● EXERCISE: Reproduce all entries verbatim, with nothing added or dropped.

* * *

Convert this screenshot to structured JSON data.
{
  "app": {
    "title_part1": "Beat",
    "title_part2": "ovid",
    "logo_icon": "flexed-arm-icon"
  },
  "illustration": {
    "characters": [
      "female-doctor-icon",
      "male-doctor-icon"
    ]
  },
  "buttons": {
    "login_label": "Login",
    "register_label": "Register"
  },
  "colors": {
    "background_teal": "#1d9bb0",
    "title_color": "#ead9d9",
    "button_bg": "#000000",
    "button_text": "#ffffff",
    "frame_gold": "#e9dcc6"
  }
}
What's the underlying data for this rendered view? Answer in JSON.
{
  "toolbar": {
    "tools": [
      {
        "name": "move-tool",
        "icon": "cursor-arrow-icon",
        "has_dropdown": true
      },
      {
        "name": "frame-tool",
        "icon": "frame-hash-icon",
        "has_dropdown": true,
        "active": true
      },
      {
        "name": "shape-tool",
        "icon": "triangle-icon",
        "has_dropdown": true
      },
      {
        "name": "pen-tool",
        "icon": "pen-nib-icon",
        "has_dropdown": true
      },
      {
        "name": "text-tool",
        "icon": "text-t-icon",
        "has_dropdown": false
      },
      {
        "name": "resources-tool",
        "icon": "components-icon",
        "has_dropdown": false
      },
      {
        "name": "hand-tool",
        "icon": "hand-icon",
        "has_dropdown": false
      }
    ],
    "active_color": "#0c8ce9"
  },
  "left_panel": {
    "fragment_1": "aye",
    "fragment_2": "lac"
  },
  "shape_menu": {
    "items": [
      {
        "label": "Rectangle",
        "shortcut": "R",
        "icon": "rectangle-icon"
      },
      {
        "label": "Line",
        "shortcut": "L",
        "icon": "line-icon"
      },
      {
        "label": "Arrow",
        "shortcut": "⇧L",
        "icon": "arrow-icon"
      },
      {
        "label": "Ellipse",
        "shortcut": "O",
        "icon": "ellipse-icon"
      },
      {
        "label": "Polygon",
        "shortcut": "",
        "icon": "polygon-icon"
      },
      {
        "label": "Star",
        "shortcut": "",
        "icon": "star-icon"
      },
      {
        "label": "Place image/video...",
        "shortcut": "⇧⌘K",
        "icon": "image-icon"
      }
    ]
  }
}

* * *

● RESPONSE TO THE TASK:
Convert this screenshot to structured JSON data.
{
  "app": {
    "title_part1": "Beat",
    "title_part2": "ovid",
    "logo_icon": "flexed-arm-icon"
  },
  "illustration": {
    "characters": [
      "female-doctor-icon",
      "male-doctor-icon"
    ]
  },
  "buttons": {
    "login_label": "Login",
    "register_label": "Register"
  },
  "colors": {
    "background_teal": "#1d9bb0",
    "title_color": "#ead9d9",
    "button_bg": "#000000",
    "button_text": "#ffffff",
    "frame_gold": "#e9dcc6"
  }
}
What's the underlying data for this rendered view? Answer in JSON.
{
  "toolbar": {
    "tools": [
      {
        "name": "move-tool",
        "icon": "cursor-arrow-icon",
        "has_dropdown": true
      },
      {
        "name": "frame-tool",
        "icon": "frame-hash-icon",
        "has_dropdown": true,
        "active": true
      },
      {
        "name": "shape-tool",
        "icon": "triangle-icon",
        "has_dropdown": true
      },
      {
        "name": "pen-tool",
        "icon": "pen-nib-icon",
        "has_dropdown": true
      },
      {
        "name": "text-tool",
        "icon": "text-t-icon",
        "has_dropdown": false
      },
      {
        "name": "resources-tool",
        "icon": "components-icon",
        "has_dropdown": false
      },
      {
        "name": "hand-tool",
        "icon": "hand-icon",
        "has_dropdown": false
      }
    ],
    "active_color": "#0c8ce9"
  },
  "left_panel": {
    "fragment_1": "aye",
    "fragment_2": "lac"
  },
  "shape_menu": {
    "items": [
      {
        "label": "Rectangle",
        "shortcut": "R",
        "icon": "rectangle-icon"
      },
      {
        "label": "Line",
        "shortcut": "L",
        "icon": "line-icon"
      },
      {
        "label": "Arrow",
        "shortcut": "⇧L",
        "icon": "arrow-icon"
      },
      {
        "label": "Ellipse",
        "shortcut": "O",
        "icon": "ellipse-icon"
      },
      {
        "label": "Polygon",
        "shortcut": "",
        "icon": "polygon-icon"
      },
      {
        "label": "Star",
        "shortcut": "",
        "icon": "star-icon"
      },
      {
        "label": "Place image/video...",
        "shortcut": "⇧⌘K",
        "icon": "image-icon"
      }
    ]
  }
}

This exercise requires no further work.